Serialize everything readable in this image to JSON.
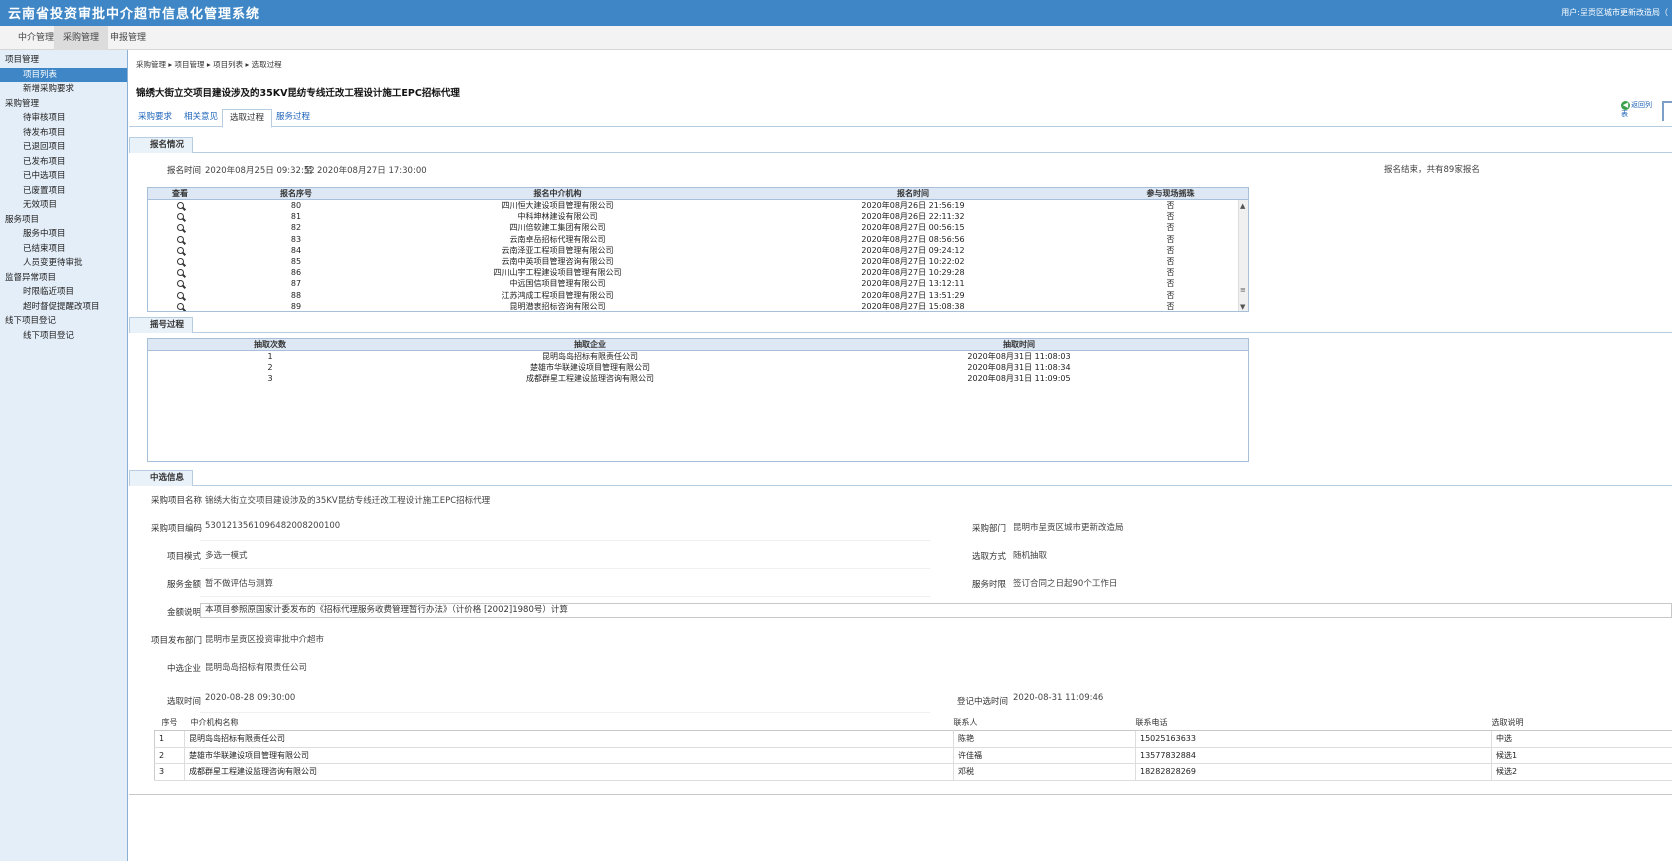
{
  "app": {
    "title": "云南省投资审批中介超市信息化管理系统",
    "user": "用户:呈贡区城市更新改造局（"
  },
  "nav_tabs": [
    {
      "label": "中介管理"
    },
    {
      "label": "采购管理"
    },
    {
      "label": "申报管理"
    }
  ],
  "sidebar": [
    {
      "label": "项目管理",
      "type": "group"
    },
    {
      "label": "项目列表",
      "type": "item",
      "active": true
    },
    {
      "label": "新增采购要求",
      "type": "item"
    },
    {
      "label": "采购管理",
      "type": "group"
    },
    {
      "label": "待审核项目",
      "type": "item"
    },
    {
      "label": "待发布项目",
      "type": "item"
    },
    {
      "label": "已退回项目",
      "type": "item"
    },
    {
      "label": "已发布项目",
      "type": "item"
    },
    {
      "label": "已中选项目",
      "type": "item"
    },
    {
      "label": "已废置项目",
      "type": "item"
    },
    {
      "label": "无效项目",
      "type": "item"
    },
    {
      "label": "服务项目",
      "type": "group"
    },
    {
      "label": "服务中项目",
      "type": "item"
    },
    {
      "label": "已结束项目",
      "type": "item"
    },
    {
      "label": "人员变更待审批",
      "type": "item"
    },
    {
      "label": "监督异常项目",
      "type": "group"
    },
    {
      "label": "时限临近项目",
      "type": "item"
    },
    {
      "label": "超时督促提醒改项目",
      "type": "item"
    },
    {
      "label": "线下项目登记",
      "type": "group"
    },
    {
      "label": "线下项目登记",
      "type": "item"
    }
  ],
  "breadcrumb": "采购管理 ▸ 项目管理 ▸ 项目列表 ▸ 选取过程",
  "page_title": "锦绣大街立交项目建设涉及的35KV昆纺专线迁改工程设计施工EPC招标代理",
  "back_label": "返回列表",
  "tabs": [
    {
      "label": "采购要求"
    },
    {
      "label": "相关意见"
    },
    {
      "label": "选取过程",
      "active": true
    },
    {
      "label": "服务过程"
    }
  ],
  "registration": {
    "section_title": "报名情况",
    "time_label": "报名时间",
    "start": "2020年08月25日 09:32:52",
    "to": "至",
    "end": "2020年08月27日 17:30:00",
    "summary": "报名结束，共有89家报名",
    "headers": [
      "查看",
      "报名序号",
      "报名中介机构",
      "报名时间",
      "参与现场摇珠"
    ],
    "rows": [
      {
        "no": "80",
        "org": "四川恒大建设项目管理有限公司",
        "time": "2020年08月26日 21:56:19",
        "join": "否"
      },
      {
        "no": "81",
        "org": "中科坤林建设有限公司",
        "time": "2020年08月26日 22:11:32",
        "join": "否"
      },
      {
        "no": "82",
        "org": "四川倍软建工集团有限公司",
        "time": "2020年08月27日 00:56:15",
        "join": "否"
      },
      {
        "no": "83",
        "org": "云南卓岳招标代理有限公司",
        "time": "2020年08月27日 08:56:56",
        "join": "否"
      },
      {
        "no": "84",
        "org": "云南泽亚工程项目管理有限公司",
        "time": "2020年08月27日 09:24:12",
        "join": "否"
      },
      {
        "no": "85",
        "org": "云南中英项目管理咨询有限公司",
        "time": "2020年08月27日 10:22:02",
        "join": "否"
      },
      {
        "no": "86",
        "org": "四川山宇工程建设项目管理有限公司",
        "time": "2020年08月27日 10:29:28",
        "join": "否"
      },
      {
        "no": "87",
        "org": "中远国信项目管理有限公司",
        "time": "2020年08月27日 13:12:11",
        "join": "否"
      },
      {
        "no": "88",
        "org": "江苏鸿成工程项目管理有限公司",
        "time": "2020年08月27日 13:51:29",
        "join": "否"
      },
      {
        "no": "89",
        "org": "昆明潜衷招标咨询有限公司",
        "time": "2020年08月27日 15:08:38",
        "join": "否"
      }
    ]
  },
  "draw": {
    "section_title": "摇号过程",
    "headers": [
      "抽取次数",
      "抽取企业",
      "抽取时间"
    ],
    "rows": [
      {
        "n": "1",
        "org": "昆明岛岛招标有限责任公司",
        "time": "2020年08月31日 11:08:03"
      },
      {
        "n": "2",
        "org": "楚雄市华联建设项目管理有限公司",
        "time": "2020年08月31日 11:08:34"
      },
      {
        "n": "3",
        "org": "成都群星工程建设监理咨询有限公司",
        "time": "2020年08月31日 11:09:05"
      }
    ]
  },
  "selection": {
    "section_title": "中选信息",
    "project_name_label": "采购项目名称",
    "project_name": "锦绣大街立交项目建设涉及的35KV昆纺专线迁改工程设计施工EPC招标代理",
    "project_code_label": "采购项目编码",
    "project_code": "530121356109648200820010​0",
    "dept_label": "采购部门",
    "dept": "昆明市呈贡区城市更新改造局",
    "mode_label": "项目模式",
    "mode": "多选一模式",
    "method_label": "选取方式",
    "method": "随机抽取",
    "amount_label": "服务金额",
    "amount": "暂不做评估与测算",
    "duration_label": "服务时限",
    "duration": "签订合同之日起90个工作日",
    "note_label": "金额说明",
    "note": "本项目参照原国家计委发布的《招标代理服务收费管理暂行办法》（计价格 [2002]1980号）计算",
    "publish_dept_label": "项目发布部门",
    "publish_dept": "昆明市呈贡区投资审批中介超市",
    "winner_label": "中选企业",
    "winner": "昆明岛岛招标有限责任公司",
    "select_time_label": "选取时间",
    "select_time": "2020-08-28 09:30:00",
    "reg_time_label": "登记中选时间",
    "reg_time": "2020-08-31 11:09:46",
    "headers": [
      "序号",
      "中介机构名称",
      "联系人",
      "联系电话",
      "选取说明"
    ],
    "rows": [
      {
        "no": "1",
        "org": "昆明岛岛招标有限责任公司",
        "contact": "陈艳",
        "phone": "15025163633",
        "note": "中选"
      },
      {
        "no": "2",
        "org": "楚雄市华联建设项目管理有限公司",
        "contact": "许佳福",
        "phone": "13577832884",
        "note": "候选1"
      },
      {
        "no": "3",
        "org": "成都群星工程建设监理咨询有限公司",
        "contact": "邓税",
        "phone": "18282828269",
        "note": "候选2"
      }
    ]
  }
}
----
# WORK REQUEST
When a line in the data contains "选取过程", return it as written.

# RESPONSE TO THIS EXERCISE
  "breadcrumb": "采购管理 ▸ 项目管理 ▸ 项目列表 ▸ 选取过程",
      "label": "选取过程",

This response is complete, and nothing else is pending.